(Dataset rows for apps and sites)
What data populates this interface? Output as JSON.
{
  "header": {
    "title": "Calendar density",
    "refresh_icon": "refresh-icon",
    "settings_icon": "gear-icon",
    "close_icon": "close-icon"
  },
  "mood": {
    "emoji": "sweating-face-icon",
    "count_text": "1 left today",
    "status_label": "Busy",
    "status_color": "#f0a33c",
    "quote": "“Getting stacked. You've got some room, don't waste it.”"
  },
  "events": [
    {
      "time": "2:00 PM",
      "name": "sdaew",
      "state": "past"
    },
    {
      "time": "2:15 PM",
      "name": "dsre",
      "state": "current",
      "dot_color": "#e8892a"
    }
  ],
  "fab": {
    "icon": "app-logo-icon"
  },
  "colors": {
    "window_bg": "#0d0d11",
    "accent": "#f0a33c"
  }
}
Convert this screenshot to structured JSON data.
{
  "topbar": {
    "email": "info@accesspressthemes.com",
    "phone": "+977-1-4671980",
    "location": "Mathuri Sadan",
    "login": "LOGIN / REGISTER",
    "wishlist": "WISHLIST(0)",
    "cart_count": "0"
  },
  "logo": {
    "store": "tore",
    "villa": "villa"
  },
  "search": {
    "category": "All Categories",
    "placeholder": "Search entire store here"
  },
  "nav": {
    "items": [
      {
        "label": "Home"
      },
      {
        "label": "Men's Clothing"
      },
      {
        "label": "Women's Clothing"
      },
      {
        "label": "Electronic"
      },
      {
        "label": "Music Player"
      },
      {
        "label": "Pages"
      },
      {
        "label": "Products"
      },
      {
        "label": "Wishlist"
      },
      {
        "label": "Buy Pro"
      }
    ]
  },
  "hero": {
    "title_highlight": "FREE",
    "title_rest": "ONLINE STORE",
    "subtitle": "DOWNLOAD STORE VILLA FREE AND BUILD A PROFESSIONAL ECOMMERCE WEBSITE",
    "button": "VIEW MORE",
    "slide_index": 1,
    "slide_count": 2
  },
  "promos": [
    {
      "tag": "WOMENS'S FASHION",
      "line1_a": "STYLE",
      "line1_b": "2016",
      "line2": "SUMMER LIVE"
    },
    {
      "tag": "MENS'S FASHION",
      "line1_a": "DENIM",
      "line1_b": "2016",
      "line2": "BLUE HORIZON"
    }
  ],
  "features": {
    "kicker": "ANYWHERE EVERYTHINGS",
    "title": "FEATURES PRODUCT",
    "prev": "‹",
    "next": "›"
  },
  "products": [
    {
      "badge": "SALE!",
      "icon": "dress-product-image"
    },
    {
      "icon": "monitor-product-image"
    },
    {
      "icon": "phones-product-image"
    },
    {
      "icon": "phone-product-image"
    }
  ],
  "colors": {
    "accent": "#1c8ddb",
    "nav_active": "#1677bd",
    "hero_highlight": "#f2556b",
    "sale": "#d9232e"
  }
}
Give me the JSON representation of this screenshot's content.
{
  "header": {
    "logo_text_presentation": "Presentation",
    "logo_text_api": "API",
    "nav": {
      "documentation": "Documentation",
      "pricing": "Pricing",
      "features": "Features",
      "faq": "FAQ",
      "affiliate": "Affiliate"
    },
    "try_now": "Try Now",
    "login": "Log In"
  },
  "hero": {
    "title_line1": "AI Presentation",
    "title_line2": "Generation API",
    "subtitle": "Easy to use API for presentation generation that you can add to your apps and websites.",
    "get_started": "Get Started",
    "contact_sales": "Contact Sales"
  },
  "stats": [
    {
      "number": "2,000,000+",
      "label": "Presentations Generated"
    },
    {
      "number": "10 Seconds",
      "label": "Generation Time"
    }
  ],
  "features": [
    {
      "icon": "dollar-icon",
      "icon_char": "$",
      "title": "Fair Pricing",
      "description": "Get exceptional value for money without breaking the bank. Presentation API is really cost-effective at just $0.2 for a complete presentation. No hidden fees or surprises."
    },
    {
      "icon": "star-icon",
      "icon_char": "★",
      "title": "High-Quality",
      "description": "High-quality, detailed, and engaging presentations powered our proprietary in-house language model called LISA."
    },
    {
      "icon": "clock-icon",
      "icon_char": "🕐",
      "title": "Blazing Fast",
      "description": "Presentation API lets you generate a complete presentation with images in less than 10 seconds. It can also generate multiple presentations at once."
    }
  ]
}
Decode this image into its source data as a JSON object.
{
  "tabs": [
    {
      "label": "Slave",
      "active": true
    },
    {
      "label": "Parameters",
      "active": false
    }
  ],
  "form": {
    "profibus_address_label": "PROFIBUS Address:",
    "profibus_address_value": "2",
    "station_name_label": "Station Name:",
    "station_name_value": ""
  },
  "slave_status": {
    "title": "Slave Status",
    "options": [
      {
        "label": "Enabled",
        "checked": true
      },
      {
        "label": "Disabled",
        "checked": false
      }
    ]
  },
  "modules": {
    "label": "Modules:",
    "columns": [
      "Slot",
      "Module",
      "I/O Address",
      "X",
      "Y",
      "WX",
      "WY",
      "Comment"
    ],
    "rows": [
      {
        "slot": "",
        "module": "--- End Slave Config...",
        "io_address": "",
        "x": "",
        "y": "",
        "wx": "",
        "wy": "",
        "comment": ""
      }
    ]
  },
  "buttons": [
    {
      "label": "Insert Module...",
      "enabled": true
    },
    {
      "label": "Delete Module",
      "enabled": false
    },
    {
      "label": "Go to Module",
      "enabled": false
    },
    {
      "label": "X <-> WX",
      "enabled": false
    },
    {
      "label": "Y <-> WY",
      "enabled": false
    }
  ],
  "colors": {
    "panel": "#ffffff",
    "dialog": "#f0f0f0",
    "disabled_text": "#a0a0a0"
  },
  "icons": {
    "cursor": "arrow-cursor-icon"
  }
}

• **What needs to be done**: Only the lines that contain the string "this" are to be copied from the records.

• **Output of the task**:
What data populates this interface? Output as JSON.
Convert this screenshot to structured JSON data.
Give me the JSON representation of this screenshot's content.
Decode this image into its source data as a JSON object.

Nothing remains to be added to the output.